To do |
Nothing but a number is wanted: the count of lines in the records below that include "Course".

(Element data from apps and pages)

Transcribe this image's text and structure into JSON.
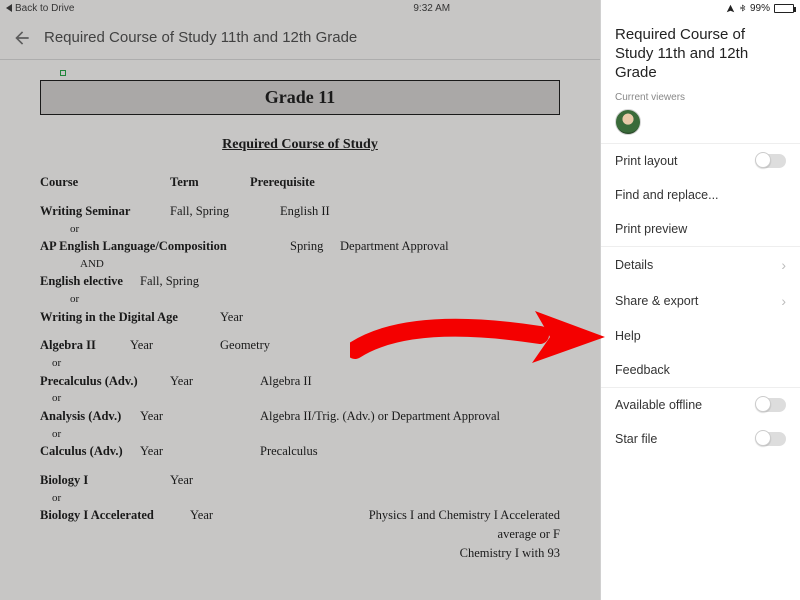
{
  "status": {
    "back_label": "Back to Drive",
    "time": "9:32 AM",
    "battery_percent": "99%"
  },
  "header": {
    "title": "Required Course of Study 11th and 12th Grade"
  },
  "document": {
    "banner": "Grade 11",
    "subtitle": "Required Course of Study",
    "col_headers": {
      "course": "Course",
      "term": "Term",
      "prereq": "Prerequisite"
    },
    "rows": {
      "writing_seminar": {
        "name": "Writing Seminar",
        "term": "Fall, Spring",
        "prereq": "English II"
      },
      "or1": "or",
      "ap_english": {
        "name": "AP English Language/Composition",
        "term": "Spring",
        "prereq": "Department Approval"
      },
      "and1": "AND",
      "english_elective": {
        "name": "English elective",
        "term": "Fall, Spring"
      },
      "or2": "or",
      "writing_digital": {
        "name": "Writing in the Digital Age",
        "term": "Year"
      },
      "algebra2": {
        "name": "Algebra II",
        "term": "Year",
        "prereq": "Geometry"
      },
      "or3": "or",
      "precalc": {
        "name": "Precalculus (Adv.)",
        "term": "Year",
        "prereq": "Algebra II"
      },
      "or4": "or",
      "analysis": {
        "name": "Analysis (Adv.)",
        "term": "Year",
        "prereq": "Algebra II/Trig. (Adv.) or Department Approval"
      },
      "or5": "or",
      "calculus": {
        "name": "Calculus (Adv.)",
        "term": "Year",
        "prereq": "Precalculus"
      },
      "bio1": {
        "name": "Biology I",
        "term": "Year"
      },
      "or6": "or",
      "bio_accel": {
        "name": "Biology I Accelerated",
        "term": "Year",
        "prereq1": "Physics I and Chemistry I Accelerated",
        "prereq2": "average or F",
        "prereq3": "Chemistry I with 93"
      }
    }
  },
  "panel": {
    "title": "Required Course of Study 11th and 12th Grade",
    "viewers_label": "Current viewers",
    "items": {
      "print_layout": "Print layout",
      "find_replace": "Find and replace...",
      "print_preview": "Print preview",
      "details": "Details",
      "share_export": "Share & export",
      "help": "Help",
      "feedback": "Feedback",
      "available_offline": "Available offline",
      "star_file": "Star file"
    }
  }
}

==

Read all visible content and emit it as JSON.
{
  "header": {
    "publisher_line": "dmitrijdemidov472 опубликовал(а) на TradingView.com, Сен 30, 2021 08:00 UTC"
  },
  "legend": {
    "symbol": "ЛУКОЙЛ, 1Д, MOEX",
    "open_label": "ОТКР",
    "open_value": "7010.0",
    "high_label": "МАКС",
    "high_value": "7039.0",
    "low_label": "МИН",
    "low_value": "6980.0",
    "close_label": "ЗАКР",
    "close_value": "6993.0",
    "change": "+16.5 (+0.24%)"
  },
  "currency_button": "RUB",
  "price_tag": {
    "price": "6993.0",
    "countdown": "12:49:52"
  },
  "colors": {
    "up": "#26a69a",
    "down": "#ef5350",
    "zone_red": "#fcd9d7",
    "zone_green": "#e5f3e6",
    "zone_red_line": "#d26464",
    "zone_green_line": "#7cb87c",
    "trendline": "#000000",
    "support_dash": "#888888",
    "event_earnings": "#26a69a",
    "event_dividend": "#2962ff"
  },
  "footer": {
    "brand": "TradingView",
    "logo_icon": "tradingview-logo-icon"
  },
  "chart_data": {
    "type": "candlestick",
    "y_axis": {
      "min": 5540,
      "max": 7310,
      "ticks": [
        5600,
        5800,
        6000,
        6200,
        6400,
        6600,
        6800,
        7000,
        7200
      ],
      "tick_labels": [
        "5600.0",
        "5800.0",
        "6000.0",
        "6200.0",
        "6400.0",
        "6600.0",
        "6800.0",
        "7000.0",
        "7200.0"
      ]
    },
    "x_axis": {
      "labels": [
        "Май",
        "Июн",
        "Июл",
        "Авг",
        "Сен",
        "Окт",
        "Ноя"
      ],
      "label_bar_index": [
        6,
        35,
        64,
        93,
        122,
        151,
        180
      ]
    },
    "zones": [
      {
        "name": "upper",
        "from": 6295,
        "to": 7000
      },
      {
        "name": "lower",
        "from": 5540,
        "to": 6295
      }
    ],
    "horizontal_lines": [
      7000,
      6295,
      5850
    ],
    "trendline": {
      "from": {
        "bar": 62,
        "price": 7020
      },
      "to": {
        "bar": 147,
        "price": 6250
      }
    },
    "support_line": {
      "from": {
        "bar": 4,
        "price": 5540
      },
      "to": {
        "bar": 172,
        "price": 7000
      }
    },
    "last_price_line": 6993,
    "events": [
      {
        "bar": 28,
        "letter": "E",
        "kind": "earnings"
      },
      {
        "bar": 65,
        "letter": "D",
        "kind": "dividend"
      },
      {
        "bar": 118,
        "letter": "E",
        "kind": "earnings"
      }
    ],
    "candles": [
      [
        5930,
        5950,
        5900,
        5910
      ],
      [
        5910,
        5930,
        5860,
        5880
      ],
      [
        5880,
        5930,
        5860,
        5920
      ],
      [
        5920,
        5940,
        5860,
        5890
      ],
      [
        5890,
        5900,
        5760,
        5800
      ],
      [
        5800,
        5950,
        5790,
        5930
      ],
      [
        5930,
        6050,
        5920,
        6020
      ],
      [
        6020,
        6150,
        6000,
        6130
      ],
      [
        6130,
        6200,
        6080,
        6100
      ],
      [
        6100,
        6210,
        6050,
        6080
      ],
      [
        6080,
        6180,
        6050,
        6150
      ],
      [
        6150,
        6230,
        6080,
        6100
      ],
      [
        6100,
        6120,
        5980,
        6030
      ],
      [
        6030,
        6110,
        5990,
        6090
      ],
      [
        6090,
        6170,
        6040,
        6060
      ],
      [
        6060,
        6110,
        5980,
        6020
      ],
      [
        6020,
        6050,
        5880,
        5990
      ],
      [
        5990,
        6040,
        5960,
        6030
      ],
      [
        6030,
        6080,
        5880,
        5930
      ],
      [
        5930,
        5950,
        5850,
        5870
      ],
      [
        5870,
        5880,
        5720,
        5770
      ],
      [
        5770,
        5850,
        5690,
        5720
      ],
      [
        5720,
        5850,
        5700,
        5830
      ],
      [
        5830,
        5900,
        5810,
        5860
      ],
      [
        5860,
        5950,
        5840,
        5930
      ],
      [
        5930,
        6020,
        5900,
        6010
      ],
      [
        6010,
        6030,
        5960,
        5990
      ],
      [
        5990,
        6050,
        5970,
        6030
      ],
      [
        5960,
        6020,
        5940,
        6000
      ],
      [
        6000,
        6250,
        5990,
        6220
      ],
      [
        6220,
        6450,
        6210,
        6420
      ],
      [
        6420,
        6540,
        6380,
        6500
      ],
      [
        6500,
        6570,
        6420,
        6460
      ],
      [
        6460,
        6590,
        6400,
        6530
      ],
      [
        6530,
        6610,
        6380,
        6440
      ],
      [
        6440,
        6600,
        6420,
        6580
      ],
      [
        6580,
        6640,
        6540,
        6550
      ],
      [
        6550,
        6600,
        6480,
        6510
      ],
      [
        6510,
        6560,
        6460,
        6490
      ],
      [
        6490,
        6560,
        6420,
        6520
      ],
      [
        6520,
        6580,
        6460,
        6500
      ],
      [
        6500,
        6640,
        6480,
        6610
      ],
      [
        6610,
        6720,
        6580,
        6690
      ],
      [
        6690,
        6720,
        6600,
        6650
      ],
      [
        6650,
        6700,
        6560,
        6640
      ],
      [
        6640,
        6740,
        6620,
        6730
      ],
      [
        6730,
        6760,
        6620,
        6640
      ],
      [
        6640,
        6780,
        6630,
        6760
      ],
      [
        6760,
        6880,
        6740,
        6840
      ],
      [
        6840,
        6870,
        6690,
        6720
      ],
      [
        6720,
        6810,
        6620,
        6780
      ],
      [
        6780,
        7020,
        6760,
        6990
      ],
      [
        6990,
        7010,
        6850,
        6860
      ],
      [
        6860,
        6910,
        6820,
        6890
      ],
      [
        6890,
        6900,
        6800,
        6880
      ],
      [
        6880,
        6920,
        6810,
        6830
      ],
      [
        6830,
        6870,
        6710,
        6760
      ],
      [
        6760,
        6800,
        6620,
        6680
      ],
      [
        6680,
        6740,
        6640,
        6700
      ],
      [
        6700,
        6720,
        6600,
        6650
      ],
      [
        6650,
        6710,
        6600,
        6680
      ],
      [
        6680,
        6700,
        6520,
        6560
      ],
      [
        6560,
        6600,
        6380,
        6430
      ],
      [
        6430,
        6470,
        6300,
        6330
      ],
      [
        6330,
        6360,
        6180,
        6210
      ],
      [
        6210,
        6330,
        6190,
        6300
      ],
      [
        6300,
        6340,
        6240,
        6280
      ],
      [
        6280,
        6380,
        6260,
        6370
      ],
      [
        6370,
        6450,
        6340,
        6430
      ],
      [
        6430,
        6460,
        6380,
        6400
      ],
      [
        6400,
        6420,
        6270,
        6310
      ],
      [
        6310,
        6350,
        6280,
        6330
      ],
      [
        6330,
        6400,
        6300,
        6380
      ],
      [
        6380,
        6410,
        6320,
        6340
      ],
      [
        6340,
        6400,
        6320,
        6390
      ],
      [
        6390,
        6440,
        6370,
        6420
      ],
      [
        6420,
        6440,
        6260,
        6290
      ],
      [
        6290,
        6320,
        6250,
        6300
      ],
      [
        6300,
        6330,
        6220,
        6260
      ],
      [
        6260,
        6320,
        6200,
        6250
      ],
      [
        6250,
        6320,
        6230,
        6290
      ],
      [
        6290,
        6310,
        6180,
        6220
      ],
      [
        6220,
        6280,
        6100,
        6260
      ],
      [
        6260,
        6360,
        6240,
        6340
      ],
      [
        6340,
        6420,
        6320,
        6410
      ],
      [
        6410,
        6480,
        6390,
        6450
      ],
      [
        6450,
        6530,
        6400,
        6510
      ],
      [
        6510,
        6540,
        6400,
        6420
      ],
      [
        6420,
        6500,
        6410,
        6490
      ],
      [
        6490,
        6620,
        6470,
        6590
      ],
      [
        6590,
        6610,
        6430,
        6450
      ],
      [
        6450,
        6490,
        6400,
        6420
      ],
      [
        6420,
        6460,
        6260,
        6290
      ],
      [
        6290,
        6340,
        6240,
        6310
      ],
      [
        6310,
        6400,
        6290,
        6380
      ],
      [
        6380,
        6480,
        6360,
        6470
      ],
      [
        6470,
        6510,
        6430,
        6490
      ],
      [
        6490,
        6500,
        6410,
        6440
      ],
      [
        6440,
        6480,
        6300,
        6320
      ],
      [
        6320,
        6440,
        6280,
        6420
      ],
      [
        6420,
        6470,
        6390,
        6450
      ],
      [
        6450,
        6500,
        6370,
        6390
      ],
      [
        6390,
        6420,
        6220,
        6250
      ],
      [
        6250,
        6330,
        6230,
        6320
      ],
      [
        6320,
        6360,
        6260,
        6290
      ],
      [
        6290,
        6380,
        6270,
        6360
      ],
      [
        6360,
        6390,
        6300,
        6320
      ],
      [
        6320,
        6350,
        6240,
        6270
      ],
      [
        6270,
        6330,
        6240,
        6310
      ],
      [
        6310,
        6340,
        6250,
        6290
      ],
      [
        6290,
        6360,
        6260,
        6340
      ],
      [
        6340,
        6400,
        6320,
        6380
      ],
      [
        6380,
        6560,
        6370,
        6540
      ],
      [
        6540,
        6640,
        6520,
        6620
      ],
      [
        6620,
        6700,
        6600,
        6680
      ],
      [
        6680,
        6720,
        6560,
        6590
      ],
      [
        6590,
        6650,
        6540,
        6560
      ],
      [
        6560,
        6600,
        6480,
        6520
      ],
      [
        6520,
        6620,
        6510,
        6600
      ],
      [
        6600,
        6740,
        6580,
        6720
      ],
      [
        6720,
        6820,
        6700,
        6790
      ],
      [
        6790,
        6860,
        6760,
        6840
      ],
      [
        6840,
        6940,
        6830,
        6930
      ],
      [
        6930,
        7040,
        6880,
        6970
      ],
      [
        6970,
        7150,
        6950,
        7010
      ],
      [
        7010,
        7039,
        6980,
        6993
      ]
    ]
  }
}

Response to this task |
4